You're right, but the use of "a" in that situation is not due to the verb, but due to the fact that "el niño" is a specific person (the boy). This is a case of the "personal a", whereas with the original question, "las torres" (the towers) are not people, so they don't need it. When the direct object is a specific person (or even a pet), you need the "a". As another example, you'd say "visitamos a nuestros abuelos" (we visit our grandparents), but "visitamos la universidad" (we visit the university). The verb is the same, but Spanish requires an "a" when people are the direct object.
That's interesting. I've seen this phenomenon on Spanishdict.com where they cull examples from the internet, but never on Duolingo before. Torres is a common Spanish surname. According to ThoughtCo it is the 11th most popular Spanish surname. That's probably how the error came about. Obviously in this context, however, it should be towers.

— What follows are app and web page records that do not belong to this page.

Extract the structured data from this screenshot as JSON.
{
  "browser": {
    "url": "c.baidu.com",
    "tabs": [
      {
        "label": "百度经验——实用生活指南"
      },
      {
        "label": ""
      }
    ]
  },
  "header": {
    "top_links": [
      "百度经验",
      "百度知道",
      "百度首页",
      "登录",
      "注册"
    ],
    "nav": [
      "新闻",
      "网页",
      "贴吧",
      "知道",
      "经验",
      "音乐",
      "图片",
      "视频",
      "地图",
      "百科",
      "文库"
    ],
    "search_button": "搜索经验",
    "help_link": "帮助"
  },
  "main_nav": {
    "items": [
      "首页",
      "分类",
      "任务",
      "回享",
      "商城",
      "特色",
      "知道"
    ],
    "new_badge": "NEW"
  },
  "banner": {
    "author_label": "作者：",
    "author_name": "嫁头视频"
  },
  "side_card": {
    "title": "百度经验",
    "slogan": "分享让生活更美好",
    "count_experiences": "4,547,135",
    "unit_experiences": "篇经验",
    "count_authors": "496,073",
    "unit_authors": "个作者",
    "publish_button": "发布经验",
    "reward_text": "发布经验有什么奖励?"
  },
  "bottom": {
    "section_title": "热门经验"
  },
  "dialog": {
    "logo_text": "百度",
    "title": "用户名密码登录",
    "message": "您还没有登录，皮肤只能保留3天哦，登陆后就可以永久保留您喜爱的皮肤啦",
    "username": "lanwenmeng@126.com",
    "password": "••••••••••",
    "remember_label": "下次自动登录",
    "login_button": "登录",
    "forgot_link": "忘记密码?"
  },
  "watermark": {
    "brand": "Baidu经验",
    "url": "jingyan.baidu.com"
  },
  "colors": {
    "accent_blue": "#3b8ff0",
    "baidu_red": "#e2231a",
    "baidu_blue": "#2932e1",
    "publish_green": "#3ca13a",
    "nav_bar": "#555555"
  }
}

Many Americans with exposure to Spanish Language news may have seen this a lot in 2001 with Las torres gemelas, the twin towers.